by Julia Miller

Tips and pitfalls

This page serves as a brief checklist of Dos and Don’ts, to be used either when you are designing your own competency framework or when you are talking to your consultants about the competencies they are designing with you.

Top tips

  1. The best competencies are motivators. Make sure that your competencies are achievable.
  2. The competencies need to be outcome-based; in other words, they need to be behaviours that can be demonstrated and recognised. They also need to be relevant to your department and your organisation.
  3. They need to clearly differentiate between the levels you can reach.
  4. Work with your people, who will be using and being measured by your competencies.
  5. Make them future-focused. The best competencies concentrate on what you want your organisation to be doing in the future, not repeating what you have done in the past.
  6. Use their design as an opportunity to focus on the chosen objectives of your team, department or organisation. Make sure you align your competencies with these objectives. Remember you might need to think about wider objectives within your sector, the government or statutory requirements.
  7. Concentrate on identifying the core skills, competencies and behaviours which matter for your business. You can then more easily use them in the future for performance reviews and skills gap analysis.
  8. Keep them flexible and make sure you review them.

Potential pitfalls
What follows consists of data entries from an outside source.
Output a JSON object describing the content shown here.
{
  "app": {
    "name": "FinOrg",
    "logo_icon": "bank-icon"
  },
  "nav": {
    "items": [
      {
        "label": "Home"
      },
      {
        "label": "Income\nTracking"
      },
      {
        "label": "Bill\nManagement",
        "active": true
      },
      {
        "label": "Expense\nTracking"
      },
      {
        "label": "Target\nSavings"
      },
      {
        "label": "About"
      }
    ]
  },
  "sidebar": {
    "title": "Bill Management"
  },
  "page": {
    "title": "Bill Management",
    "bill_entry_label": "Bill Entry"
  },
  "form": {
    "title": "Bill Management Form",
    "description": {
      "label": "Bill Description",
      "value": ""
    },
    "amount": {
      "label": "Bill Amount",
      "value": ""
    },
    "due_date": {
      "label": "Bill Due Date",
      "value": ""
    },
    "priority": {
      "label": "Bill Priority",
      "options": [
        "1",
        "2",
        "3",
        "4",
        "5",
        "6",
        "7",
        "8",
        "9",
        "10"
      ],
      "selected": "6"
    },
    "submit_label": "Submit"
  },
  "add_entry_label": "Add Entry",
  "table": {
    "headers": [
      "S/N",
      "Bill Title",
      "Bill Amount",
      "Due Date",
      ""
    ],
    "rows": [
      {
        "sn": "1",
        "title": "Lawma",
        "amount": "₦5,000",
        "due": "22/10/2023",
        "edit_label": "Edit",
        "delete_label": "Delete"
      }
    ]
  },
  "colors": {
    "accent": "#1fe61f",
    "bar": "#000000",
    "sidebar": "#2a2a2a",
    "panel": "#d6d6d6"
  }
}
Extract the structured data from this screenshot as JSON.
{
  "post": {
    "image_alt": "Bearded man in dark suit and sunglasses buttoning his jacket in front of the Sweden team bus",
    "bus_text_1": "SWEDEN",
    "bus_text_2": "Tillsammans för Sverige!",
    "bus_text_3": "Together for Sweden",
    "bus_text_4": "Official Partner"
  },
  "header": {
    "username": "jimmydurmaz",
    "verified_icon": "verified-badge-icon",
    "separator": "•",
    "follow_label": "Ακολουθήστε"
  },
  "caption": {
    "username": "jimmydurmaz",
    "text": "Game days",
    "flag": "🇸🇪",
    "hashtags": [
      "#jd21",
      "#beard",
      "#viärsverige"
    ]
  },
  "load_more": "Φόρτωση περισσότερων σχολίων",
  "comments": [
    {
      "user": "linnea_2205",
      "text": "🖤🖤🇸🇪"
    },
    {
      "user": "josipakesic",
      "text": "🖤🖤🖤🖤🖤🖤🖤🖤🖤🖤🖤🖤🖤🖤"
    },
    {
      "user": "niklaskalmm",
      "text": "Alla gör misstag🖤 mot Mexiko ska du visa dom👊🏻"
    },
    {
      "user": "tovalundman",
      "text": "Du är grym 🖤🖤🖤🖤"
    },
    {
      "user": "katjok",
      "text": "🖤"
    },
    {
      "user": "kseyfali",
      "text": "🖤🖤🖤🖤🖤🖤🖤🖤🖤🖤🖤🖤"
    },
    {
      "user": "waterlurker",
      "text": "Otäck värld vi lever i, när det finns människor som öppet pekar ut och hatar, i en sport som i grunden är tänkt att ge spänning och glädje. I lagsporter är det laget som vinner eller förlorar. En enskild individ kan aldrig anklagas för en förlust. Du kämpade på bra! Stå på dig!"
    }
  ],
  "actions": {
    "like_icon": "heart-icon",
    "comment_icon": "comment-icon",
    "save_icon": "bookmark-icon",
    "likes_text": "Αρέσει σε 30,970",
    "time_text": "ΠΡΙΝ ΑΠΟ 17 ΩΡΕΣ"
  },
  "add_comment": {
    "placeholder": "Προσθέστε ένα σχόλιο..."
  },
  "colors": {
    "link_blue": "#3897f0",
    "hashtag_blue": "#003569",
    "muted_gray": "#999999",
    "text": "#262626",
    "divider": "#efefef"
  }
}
  1. Think carefully before you use off-the-shelf competencies: they might not reflect your organisation’s needs or contain the best technical competencies for your staff.
  2. If you are bringing in external consultants, make sure they analyse the jobs effectively. Don’t accept any guesswork on their part.
  3. Make sure your competency frameworks aren’t time-consuming to administer or they won’t be used to best advantage.
  4. Keep them fairly simple; it can be easy to get sucked into making them too detailed and over-complex.
  5. Don’t write too many and don’t define too many elements of behaviour.
  6. Be prepared to allow sufficient time to get it right: the analysis alone can take months.
  7. Don’t make the process too bureaucratic. You don’t want people spending working time gathering evidence for the framework – anecdotal evidence, gathered by talking to people, is often enough.
  8. Be aware that some behaviours that make the difference might in fact be difficult or even impossible to measure. Exercising judgement, for example, can often only be recognised in hindsight. Behaviours of this nature might not be easy to develop.
  9. Keep it practical: make sure the behaviours don’t favour the employees who are good in theory, but fail to deliver in practice.
  10. Check any discrimination legislation, such as the Disability Discrimination Act, to make sure that none of your competencies discriminate against a particular group (see Disability and also Discrimination).

What to beware of

The real strength of competencies lies in their developmental use, as building blocks for improvement. There are some things they cannot helpfully evaluate.

  1. Competency frameworks do not necessarily allow for difference: some of your best performers might challenge the status quo and push the boundaries, but you wouldn’t want a team of them!
  2. They may only represent one view of success.
  3. The emphasis on observable behaviour can mean you overlook other aspects of an individual, such as personality, their emotional intelligence or the fact that their job is highly interactive.
  4. Behaviours can be outward manifestations of a preferred thinking style.
  5. It can be difficult to get a consistent rating valuation.